The seven bedroomed PIF House opened last week. The former medical centre in Redfern will be used as affordable housing in a joint venture by City of Sydney, The Salvation Army and Property Industry Foundation.

CEO of Property Industry Foundation, Rosemary Smithson said: “We came to the conclusion that we needed to do something for young people directly – by getting them into work.”

They developed an eight week programme with The Salvation Army’s Oasis Youth Support Network, getting young people work-ready through gaining experience.

“After a pilot programme with 12 people, we realised that even if they succeeded in the work place, not having a stable address is an off-put for employers,” Ms Smithson said.

The Lord Mayor Clover Moore MP was unavailable to comment on this issue, but a City of Sydney spokesperson said: “Affordable housing in its most basic terms means housing that people can afford to live in, which includes people on low incomes. The young people living in PIF House will be on Youth or Newstart Allowance or will have employment.”

Compared to social or community housing, affordable housing means charging rent. At PIF house, 25 per cent of income will be taken for maintenance of the property.

“We teach the people at PIF House budgeting. If they didn’t pay rent, we would not be teaching them. It is a step into the real world,” Ms Smithson said.

Robbin Moulds from The Salvation Army spoke of a young Indigenous boy who moved into PIF House at the weekend. “He is about to start the pathways programme for employment. He will pay rent from his Centrelink and once starts working in September, he will pay from his income. It will teach him responsibility.”

Should the new residents lose their job, a committee will assess whether the individual can go on living at the house. “If they lost their job because of something bad they had done, their case would be handled differently than if someone was let go for reasons beyond their control” Ms Smithson said. “Decisions are made case-by-case. Our priority would be to find them another job immediately.”

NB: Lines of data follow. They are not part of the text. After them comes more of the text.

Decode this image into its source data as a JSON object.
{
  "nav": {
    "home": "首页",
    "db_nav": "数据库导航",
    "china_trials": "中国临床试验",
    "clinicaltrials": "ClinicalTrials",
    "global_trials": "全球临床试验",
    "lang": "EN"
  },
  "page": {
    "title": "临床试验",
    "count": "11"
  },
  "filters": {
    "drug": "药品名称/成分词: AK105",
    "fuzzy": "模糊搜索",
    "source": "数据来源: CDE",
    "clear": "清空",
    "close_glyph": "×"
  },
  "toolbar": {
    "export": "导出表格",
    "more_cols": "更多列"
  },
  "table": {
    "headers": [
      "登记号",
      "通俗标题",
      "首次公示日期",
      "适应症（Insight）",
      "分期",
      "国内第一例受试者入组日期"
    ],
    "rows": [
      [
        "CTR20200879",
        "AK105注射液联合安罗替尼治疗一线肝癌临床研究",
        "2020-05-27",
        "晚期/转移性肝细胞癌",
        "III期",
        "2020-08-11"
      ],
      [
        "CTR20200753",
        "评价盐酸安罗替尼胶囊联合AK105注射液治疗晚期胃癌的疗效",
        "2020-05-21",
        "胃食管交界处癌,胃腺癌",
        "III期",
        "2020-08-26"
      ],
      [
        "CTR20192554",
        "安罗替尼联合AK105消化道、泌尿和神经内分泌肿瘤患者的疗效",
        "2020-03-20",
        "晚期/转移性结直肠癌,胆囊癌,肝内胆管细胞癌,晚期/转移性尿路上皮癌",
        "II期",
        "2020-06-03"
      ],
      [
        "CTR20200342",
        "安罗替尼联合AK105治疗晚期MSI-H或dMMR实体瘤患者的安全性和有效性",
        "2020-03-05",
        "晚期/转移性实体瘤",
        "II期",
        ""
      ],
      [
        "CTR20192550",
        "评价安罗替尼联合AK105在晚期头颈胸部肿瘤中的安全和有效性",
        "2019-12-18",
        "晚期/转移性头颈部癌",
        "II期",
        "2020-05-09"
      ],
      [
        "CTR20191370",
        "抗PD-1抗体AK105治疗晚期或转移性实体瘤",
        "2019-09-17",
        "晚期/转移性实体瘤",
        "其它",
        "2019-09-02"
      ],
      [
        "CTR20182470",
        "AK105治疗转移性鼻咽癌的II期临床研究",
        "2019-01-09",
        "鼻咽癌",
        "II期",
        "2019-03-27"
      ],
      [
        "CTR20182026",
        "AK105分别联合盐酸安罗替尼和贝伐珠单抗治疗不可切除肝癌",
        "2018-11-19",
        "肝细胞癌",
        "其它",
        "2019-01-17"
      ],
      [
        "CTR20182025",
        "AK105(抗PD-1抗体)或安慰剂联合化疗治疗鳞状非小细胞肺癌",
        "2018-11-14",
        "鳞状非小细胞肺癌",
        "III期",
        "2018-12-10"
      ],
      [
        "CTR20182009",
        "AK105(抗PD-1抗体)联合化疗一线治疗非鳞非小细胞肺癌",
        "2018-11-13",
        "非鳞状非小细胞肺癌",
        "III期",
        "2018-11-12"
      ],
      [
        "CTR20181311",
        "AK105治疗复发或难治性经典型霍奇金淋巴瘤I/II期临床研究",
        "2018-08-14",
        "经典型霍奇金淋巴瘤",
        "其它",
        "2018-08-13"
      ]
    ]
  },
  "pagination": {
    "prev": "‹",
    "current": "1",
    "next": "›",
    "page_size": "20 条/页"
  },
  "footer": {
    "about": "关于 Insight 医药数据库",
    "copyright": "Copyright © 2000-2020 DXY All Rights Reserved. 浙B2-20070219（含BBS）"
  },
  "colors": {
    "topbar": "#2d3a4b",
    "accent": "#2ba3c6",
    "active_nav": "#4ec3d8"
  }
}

Currently, a 12 month maximum stay is permitted at PIF House. It is hoped the youths will have enough job security by then to move on to private accommodation.